Below, I outline some of the other websites my content and writing have been featured on, podcasts where I have been invited to speak, and other opportunities to learn more about the helpful and insightful world of social psychology!
With over 30 million viewers each month, Psychology Today stands as one of the preeminent sources for information on all things psychology. On it, I and a fellow behavioral researcher, Dr. Andy Luttrell, were invited to co-host a blog on all things related to attitudes and persuasion. There, you can find our bi-monthly blog, A Difference of Opinion, where we discuss some of the most fascinating and useful research on people’s strongest held attitudes–and what you can do to try to change them.
Featured in TIME, Business Insider, and The New York Times, www.GoHighbrow.com has over 200,000 subscribers for their variety of “classes” on topics such as art history, philosophy, biology, productivity—you name it! Over the course of 10 days, these free classes will send you a daily brief email with information about your topic along with recommendations where you can learn more about it.
My own two courses, The Psychology of Persuasion and Attraction Science, were published on their site and continues to rapidly gain subscribers, being featured as some of the top courses on the site! Follow the links to learn more about these exciting and useful topics!
Noba is a non-profit organization founded by Ed and Carol Diener with the intention of re-imagining higher education for students and professors. The organization focuses on providing free resources for the topic of psychology, offering a variety of powerpoints, subject modules, and practice quizzes to help make psychological knowledge available to students of all backgrounds. Much of Noba’s text and program components have been written by top tier researchers in the field and cover a broad array of topics.
For the Noba team, I wrote a short piece titled, “The Fear of Looking Stupid in Class — And How to Get Past It.” Using fundamental research from social psychology, I discussed why this fear about speaking up in class is exaggerated, and a few ways people can work to reduce it. The piece was published in their June newsletter, which has a circulation of over 8,000 students.
Described as a “platform for personal growth,” Lifevise seeks outstanding experts in the field of personal growth and mental health to provide advice and create classes on relevant topics. The site aims to create a platform for the modern-day self-help crowd, striving to combine the rigor of academia with the fun of the self-help movement. Invited to write a course for them, I created an 8-day class on The Psychology of Making Friends. This and other work of mine will be available on their site in September of 2016.

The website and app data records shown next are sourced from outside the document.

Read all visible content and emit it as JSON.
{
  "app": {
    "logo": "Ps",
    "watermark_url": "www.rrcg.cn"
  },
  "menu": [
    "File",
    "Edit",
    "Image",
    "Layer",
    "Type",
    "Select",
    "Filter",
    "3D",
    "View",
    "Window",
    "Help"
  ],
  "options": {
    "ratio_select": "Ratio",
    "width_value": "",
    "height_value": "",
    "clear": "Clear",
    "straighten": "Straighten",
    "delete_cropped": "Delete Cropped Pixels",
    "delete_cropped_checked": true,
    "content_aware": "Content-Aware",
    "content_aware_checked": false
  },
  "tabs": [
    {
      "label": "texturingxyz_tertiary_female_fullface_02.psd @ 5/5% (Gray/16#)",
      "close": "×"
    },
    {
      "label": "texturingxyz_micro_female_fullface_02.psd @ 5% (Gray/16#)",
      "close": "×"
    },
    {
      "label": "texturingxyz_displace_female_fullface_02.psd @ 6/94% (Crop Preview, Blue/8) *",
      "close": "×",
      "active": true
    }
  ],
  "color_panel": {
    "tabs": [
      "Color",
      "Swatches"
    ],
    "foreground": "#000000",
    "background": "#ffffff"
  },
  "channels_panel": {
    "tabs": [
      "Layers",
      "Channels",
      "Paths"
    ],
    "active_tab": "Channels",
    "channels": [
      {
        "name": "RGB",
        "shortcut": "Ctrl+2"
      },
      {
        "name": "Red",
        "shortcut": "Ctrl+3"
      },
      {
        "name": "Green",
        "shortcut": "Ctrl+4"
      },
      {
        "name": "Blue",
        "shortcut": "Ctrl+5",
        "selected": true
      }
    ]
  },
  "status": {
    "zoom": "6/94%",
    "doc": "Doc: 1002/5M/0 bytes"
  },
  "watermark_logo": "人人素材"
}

Opinion Science: Andrew Luttrell, Ph.D. is a professor of social psychology at Ball State University and host of the new podcast, “Opinion Science:” a show interviewing behavioral research experts on the science behind people’s opinions–why people hold them, how one’s opinions influence people, and why some people refuse to let go of them! Check out my episode on the science of word of mouth, discussing some of the key reasons why people talk about the things they do.
Talking to Teens: Talking to your children can be difficult; that’s why researcher and colleague, Andy Earle, created the website Talking to Teens. There, he has advice from experts all over the world on how to communicate and get through to your young ones. In my featured podcast, I apply the empirical research on attitude change in a discussion on “the science of persuading teenagers.”
WROAR Radio: A submission to the “Ordinary Guru” contest led to my first radio-blog interview ever with Rob White, a New York Times best-selling author and lecturer, who also hosts his own talk show on WROAR Radio. It was a great experience, even though I was “excited to be anxious!”